So if you want a system that does everything (Web Server, File Server, General Purpose Computer, SETI Client...etc) get a Linux system. If you can wade past the lack of "tech support" then I'm sure you will find that the water's just fine.
Networking Expert
Baric
Posts: 24,238
Registered: ‎07-28-2003

Re: Linux

ah SETI...5642 WU and counting...
New Visitor
spazdaddy
Posts: 2
Registered: ‎12-27-2011

Re: Linux

[ Edited ]

BobT wrote:
To answer your questions, No, and Yes. NO you are not going to get Comcast to support Linux at least not officially. If you have the luck of a Lotto winner then you might find someone at Comcast support to help you out but for the millions of other users this won't happen.

Yes, Linux will run just fine with the Comcast broadband network. My Linux computers have no problems whatsoever with the Comcast system.

Contrary to what others have suggested that you keep a Windows box around when you need support, I have not had any Comcast support people display any strong technical skills with this OS either. The only skill I have seen level one support demonstrate is that they can read the script (reboot modem, reboot computer, see, it is all fixed, have a nice day, goodbye).

My experience has been that if you have a problem and you can't troubleshoot it yourself and fix it then the only way Comcast will be able to fix it is if they send someone out and even that is a crapshoot.

   Concisely put Bob, that has been my experience as well. The only thing I'll bother to talk to tech support about is to determine the cause and expected length of a service outage. Beyond that they don't really have much to offer.

   I've never been in a situation where I actually needed windoze for anything, Comcast related or otherwise.

I made a clean break with m$ about 4 yrs. ago and in that time I have never even once thought, "Dang, I wish I had a windoze setup to do this." Although, I will admit that in my very first year with Linux I maintained a dual boot, but I was intent on figuring out how to use Linux for everything and ended up never using my w7 install anyway. IMHO a clean break is always better.

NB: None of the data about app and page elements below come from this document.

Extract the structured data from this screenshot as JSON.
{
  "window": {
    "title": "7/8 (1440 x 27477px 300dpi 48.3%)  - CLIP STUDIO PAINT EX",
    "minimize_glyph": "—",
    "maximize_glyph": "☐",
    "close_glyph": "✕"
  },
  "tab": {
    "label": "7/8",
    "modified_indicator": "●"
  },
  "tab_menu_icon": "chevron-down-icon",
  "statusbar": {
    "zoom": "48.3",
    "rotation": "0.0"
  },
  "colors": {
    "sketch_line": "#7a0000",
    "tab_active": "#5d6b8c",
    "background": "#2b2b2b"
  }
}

   Linux can pretty much do most anything any other OS can do, often much better, it's only real limitation is the user.

Connection Expert
EG
Posts: 41,832
Registered: ‎12-24-2003

Re: Linux

Eight year old thread closed.